Make sure that your site has a Contact page. Include your email addresses, mailing address, telephone number, office hours, and time zone (if you serve customers outside yours). Even if your organization is virtual or home-based, it’s important to have these contacts for credibility.
Social sharing options
If you want to encourage social media (SM) engagement, your SM icons should be easy to find. No one is going to spend time searching for them if they aren’t immediately visible.
Include them in your header or footer so that they appear on every page. And, most importantly, check the links regularly. I’ve experienced glitches with my social media icons after some WordPress updates.
This one is so common and easy to fix. Unless you use a special plugin or SaaS program to detect your site’s broken links, you probably don’t know that there’s a problem.
According to Broken Link Checker: “Why having broken weblinks is so bad?”
“Dead hyperlinks on websites are not just annoying – their existence may cause some real damage to your online business as well as to your reputation in the Internet!
Because of that a website may:
- Lose some of the existing customer base (current users sooner or later will get frustrated enough to never come back)
- Get problems with getting new customers (because of the dead weblinks people simply won’t be finding things/pages they are looking for).
- Damage your reputation online (most of online customers consider stale hyperlinks as demonstration of no respect to them from the site’s owners)
- Have negative impact on your website’s ratings with major Search Engines like Google, Yahoo, Bing, etc.”
Broken links are frustrating for your site visitors, and if you want them to return, check them regularly. Here are some tools to help:
Atomseo (5 free reports per day)
Broken Link Checker (WordPress plugin free)
Broken Link Checker (free)
Dead Link Checker (free)
Dr. Link Check (free for up to 7500 links per month)
Screaming Frog SEO Spider (free for crawling up to 500 URLs)
404 not found error
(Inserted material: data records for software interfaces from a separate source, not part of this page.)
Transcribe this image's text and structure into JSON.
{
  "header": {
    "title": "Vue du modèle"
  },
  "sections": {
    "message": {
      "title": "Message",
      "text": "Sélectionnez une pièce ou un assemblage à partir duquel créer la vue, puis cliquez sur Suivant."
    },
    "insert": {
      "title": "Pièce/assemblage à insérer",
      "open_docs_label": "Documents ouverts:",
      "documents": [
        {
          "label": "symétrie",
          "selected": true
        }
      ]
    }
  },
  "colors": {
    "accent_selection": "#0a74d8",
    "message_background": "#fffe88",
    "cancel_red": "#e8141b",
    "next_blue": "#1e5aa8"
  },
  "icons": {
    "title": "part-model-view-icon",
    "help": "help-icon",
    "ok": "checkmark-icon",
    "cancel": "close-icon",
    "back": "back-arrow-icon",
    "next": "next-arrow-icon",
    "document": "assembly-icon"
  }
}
According to 404 Monitor by Rank Math:
“404 errors occur when a user tries to access a page that does not exist. This can be your fault, the user’s fault, or the fault of a website linking to your website. It’s OK to encounter 404 errors on a website, especially a growing website. What’s not OK is not to fix the 404 errors. Not fixing 404 errors can lead to dissatisfied users, loss of search engine traffic, and a thinner bottom line.”
You can use your broken link checker to find and fix broken links. Whether there are broken links, or a visitor mistypes a url, it’s important that your 404 error page ties into your brand.
If you don’t have someone to create yours, here are some available templates:
Registration and subscription forms
According to American Press Institute, “The importance of user-friendly registration and subscription pages should not be underestimated. Designed well, they capture needed revenue and strengthen connections with readers. Designed poorly, they push potential subscribers out the door.”
Even if you follow best practices for creating forms, it’s imperative that you periodically test them. Don’t wait for a web visitor to tell you, because most won’t! Ask friends or employees to test your registration process.
Here’s an excellent resource from HubSpot:
Form Design Best Practices: 15 Tips to Boost Conversions and UX
There’s nothing more frustrating than trying to buy something online and experiencing glitches. According to Moosend, “[Shopping] cart abandonment is a term we use to describe the instances of incomplete purchases on online environments. By and large, it refers to potential eCommerce store customers who add products to their carts and drop out before they complete the checkout process.”
Abandonment is especially critical for nonprofit organizations accepting online donations. Undetected problems can detrimentally affect fundraising revenue.
There are excellent recommendations in this article by OptinMonster:
5 Cart Abandonment Stats to Help You Win “Lost” Sales Now
There are many other website glitches that occur in addition to these. Regularly take a fresh look at your content to find and fix these nuisances!